With over 60% of the North American population currently overweight there has been much emphasis lately on the ways and means of healthy weight loss. If you have just successfully dropped a hundred (or even 10) pounds, congratulations – you did it! Now here comes second part of the challenge – weight management.
Research has shown that approximately only 20% of dieters keep excess weight off long term once they have reached their target goal. In fact one of the richest most powerful women in the world, Oprah Winfrey, has recently shared with the public her frustration and deep disappointment at unsuccessfully being able to maintain her ideal weight.

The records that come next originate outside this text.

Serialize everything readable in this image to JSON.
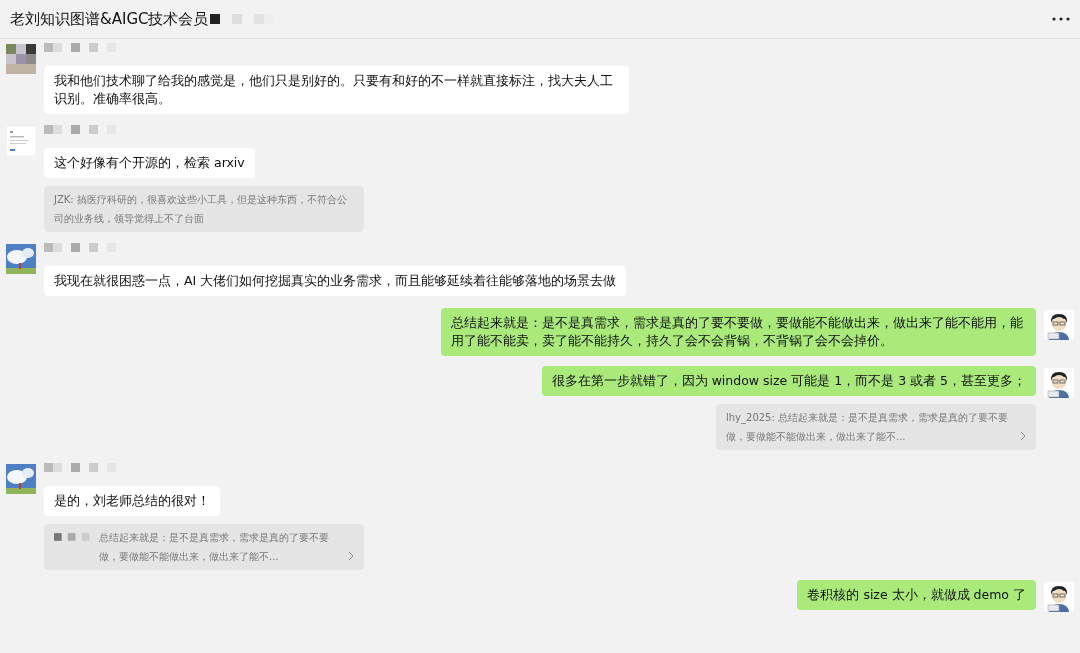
{
  "header": {
    "title": "老刘知识图谱&AIGC技术会员"
  },
  "messages": [
    {
      "kind": "incoming",
      "text": "我和他们技术聊了给我的感觉是，他们只是别好的。只要有和好的不一样就直接标注，找大夫人工识别。准确率很高。"
    },
    {
      "kind": "incoming",
      "text": "这个好像有个开源的，检索 arxiv",
      "quote": {
        "text": "JZK: 搞医疗科研的，很喜欢这些小工具，但是这种东西，不符合公司的业务线，领导觉得上不了台面",
        "sender_masked": false,
        "expandable": false
      }
    },
    {
      "kind": "incoming",
      "text": "我现在就很困惑一点，AI 大佬们如何挖掘真实的业务需求，而且能够延续着往能够落地的场景去做"
    },
    {
      "kind": "outgoing",
      "text": "总结起来就是：是不是真需求，需求是真的了要不要做，要做能不能做出来，做出来了能不能用，能用了能不能卖，卖了能不能持久，持久了会不会背锅，不背锅了会不会掉价。"
    },
    {
      "kind": "outgoing",
      "text": "很多在第一步就错了，因为 window size 可能是 1，而不是 3 或者 5，甚至更多；",
      "quote": {
        "text": "lhy_2025: 总结起来就是：是不是真需求，需求是真的了要不要做，要做能不能做出来，做出来了能不...",
        "sender_masked": false,
        "expandable": true
      }
    },
    {
      "kind": "incoming",
      "text": "是的，刘老师总结的很对！",
      "quote": {
        "text": "总结起来就是：是不是真需求，需求是真的了要不要做，要做能不能做出来，做出来了能不...",
        "sender_masked": true,
        "expandable": true
      }
    },
    {
      "kind": "outgoing",
      "text": "卷积核的 size 太小，就做成 demo 了"
    }
  ]
}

So the woman who has everything; the guy, the job, the homes, the cars, a stellar career, fame and fortune still can’t buy thin and has to somehow muster the strength and courage to start all over again. Good luck Oprah, you can do it, you really can, and so can any one else who has a solid weight management plan.
To begin developing your own plan for weight management, you will need to figure out what the ideal weight for your height and build is so that you know what healthy weight to set your weight loss goals by. Determining an estimate of your ideal body weight can be done by using a Body Mass Index Calculator or through a consultation with your doctor.

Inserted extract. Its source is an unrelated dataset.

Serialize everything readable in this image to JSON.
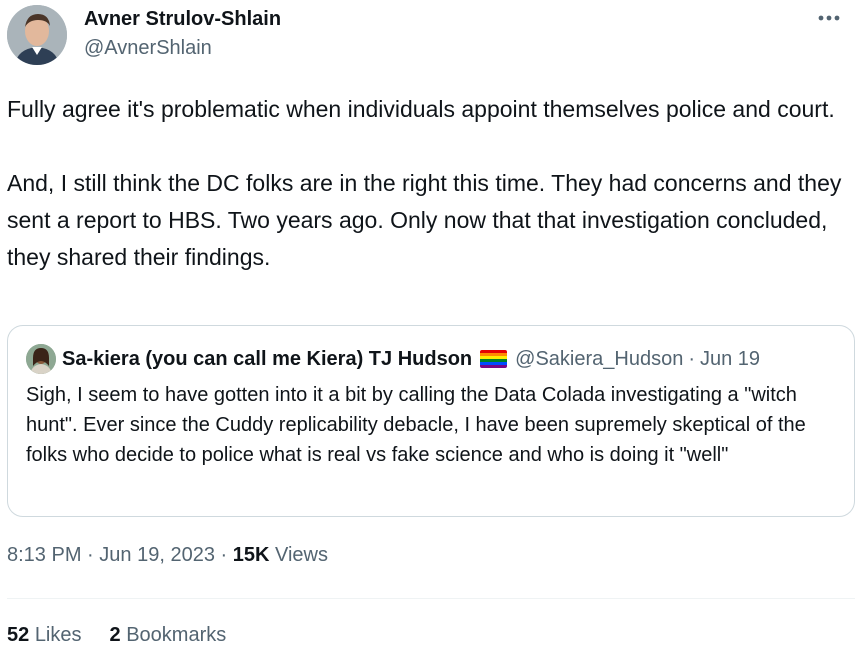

There are many weight loss options available that can aid you in reaching your ideal body weight. You can choose from a multitude of different diets, such as low-calorie or low-carbohydrate diets. There are fad diets such as the Cabbage Soup Diet and the South Beach Diet. There are prescription diet pills and OTC diet pills that can provide a multitude of benefits including lessening your appetite, increasing your metabolism and blocking fat absorption from the foods you eat. There are also exercise programs and bariatric surgeries. Carefully consider the risks and benefits of each option, do your research and enlist a medical doctor to help you make an informed choice.
All of these methods to lose weight, however, are only tools to assist you as you ‘battle the bulge’. Nothing, not even the best diet pill or most costly surgery will do all the work of losing weight for you – you still have to do your part. Your responsibility as someone who not only wants to lose weight, but wants long-term weight management is to make healthy adjustments to your lifestyle. This may include educating yourself about healthy eating and nutrition, learning how to exercise safely and effectively, and addressing any emotional aspects of your relationship with food and eating that may have been a contributing factor to your weight gain.
Weight management following weight loss is not complicated – all you need to do is consume a calorie-controlled diet and get regular exercise. It sounds pretty simple, so why is the success rate of weight management so low? The two main reasons are the inability to stay motivated over the long term, and a belief that dieting has an end goal rather than seeing it as a permanent lifestyle change. Weight management requires modifying behaviors around food and activity. The good news is that it takes less calories to lose weight than it does to maintain it and you can adjust your diet accordingly. Clinical studies have proven that the common denominators found amongst those who have successfully lost weight and have kept it off for a period longer than five years are:
– high levels of activity
– low-calorie, low-fat, portion-controlled meal plans
– eating breakfast
– developed and consistent eating patterns
– they stayed motivated and did not cheat or fall off the wagon
The only truly good reason to lose weight should be to gain health despite social and cultural mores that would have you believe otherwise. Losing weight and achieving your weight loss goals is only half of your journey to a healthier you completed. The other half of your journey is weight management and keeping the weight off once it’s gone.